How to Be a Better Poker Player


Poker is a card game that can be played for money or as a social activity. It’s also a great way to improve your communication and social skills. In addition, it can help to improve your concentration and focus.

Whether you play poker for fun or for real money, it’s important to have a solid understanding of the rules of the game. This will help you to be more confident in your decisions, as well as make the best use of your available resources. In addition, it’s important to know how to read other players and understand their tendencies. This will help you to avoid making bad calls and bluffs at the wrong times.

There are many different types of poker games, and each one has its own unique rules. However, the basic principles are all the same. There is usually a small amount of money (the ante) that must be put into the pot before betting starts. Once everyone has their 2 cards, they can either call or raise the amount of money in the pot. The highest hand wins the pot.

As with all games, poker requires an investment of both mental and physical energy. This can leave players feeling tired at the end of a session or tournament, but this isn’t necessarily a bad thing. Using a lot of brain power is good for your brain, and it can even lead to improved sleep at night.

In order to be a successful poker player, you must learn how to manage your emotions and stick with a plan. There will be times when you’ll lose a hand that you feel you should have won, or you’ll miss out on an opportunity to win more. However, you must learn to accept these losses and move on.

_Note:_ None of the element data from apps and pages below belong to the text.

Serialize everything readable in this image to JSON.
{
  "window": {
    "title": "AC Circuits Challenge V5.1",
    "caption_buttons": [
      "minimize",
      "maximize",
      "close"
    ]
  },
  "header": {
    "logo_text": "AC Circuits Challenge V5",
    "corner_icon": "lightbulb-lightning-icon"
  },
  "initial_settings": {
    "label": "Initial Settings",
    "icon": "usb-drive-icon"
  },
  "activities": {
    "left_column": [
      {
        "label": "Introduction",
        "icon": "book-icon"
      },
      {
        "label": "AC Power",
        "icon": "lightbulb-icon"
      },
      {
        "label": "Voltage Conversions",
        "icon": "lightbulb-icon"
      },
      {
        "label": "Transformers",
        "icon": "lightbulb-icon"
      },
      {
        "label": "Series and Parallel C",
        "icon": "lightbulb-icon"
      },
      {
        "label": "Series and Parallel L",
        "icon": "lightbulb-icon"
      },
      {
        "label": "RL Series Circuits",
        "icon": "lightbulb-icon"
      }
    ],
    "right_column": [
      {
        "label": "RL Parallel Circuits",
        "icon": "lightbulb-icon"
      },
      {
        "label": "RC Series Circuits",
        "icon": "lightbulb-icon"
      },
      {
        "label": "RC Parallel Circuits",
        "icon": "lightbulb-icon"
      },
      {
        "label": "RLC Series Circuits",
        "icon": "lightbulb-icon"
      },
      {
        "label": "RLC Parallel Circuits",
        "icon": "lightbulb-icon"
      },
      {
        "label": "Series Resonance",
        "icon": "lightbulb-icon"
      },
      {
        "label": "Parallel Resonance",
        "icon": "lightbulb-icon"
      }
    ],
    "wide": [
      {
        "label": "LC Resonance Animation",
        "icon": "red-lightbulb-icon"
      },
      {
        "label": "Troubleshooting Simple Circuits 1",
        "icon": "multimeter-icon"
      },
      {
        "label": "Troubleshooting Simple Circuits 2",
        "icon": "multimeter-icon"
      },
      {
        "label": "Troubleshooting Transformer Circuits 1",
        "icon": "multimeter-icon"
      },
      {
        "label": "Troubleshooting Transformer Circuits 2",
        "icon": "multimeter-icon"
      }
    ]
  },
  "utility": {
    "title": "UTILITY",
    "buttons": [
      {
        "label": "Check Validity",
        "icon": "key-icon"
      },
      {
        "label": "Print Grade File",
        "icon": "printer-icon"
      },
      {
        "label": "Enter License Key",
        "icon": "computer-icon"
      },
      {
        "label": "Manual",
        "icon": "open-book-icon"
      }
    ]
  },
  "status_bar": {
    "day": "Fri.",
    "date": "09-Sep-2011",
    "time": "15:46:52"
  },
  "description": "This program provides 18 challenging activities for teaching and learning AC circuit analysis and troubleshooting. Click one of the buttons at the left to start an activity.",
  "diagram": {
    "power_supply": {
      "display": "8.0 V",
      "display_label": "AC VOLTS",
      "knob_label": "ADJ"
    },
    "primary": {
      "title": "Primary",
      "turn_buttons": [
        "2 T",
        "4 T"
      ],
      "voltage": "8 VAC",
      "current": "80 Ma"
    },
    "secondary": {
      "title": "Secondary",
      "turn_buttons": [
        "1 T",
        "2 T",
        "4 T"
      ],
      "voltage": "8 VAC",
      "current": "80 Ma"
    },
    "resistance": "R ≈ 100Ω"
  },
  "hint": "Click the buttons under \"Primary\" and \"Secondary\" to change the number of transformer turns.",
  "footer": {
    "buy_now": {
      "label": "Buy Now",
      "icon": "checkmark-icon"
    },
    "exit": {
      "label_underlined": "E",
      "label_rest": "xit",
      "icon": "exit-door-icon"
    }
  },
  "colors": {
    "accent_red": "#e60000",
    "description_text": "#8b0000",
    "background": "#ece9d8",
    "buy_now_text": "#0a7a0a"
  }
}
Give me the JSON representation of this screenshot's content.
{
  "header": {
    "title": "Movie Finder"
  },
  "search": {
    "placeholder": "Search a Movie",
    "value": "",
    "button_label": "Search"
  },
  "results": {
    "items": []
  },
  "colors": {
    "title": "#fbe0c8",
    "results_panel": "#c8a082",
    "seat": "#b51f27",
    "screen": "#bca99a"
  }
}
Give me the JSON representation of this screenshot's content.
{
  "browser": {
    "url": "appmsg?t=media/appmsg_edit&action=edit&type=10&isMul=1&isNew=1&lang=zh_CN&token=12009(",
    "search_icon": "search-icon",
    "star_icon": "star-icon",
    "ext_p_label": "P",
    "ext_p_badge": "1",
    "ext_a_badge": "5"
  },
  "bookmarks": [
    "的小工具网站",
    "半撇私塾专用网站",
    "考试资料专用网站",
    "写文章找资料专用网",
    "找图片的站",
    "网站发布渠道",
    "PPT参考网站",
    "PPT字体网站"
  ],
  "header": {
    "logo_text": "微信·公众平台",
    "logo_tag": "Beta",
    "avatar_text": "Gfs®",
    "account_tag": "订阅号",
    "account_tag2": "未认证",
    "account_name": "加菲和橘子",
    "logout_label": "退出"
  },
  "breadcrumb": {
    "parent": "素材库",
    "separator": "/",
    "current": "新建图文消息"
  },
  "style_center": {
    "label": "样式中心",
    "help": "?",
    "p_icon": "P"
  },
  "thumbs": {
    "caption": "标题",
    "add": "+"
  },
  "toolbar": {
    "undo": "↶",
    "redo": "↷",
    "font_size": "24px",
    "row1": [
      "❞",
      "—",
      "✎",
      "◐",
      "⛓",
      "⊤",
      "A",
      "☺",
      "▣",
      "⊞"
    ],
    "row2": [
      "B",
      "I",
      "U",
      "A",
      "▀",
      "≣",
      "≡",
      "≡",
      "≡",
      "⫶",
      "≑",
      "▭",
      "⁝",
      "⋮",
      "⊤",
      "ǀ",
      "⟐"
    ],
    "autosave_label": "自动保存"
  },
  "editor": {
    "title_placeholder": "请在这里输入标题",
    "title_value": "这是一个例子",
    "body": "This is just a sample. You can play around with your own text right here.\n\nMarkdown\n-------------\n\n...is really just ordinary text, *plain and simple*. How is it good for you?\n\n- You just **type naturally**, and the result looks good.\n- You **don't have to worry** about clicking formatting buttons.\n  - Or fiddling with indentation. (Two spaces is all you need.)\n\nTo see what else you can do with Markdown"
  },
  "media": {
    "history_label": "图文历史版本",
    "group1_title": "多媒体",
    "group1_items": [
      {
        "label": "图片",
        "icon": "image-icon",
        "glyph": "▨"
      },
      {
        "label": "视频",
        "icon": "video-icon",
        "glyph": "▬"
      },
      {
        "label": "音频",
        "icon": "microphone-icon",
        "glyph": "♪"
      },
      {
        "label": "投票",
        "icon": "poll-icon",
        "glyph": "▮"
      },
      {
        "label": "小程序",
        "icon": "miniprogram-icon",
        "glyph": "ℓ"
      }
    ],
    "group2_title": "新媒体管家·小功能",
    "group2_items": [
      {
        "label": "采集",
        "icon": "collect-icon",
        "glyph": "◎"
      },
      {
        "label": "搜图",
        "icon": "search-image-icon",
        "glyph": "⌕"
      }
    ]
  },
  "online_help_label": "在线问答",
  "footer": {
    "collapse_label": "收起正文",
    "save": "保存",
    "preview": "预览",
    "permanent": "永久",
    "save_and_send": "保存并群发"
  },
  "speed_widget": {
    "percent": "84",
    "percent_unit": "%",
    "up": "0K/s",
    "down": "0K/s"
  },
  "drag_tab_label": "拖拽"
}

You must be able to quickly analyze a situation and determine the odds of winning. This requires quick instincts, which can be developed through practice and observation of other players. When you watch experienced players, try to figure out how they reacted in certain situations and think about how you’d react in those same circumstances. This will help you to develop your own poker instincts and become a more successful player.

You must be able to assess the quality of your hand and decide if you should call or fold. This skill will come in handy in other areas of your life as well. For instance, it’s important to be able to judge the value of your business and personal relationships. It is equally important to be able to judge your own abilities, so you can identify your strengths and weaknesses. This will help you to improve as a person and as a business owner. This is a key ingredient to success in any field, and poker can be a great tool for learning how to evaluate yourself.